The dirty secret in Uncle Sam’s Friday trash dump
Bryan R. Lawrence is founder of Oakcliff Capital, a New York-based investment partnership.
Releasing information on the Friday before a big holiday is a time-tested way to bury bad news. So when the Government Accountability Office’s fiscal 2011 financial statements for the federal government were released on the Friday before Christmas, it made sense to read them closely.
Since 1997, the United States has been a rare example of a government willing to publish financial statements using accrual accounting, which counts the cost of promises made as well as cash paid out. And the GAO’s professionalism over the years has won it a reputation for impartiality and effectiveness.

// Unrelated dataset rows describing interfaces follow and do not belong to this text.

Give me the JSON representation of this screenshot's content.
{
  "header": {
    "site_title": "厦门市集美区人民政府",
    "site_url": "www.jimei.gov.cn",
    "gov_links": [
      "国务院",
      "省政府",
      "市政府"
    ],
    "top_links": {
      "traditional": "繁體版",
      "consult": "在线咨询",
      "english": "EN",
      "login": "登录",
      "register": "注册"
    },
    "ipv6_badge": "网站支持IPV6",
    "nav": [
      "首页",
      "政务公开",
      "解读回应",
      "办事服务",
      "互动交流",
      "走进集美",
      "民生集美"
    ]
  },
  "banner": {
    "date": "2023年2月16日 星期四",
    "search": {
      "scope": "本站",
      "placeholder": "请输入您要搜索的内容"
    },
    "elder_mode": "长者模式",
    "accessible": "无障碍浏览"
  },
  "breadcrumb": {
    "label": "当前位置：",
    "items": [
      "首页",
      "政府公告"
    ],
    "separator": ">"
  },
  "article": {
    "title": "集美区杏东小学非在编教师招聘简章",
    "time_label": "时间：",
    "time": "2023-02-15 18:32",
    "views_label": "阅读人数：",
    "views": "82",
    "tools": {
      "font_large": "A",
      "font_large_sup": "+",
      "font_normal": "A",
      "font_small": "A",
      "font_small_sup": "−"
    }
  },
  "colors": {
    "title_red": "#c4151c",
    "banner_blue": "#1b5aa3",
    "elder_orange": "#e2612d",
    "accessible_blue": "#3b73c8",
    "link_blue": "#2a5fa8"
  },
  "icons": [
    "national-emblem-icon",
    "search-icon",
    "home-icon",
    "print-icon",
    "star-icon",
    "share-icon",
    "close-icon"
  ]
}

That professionalism is evident in the GAO analysis of the net present value of the Social Security and Medicare promises Washington has made to Americans. “Net present value” means the total that would have to be set aside today to pay the costs of these programs in the future. The government puts these numbers in appendices, rather than in headlines. But the costs are real.
In fiscal 2011, the cost of the promises grew from $30.9 trillion to $33.8 trillion. To put that in context, consider that the total value of companies traded on U.S. stock markets is $13.1 trillion, based on the Wilshire 5000 index, and the value of the equity in U.S. taxpayers’ homes, according to Freddie Mac, is $6.2 trillion. Said another way, there is not enough wealth in America to meet those promises.
Read the full story here: The Wahington Post
- U.S. government’s net position worsens (marketwatch.com)
- GAO Says Bah, Humbug to Federal Government Financial Statements (reason.com)
- GAO Saves Government Billions, Faces $50 Million Budget Cut (pogoblog.typepad.com)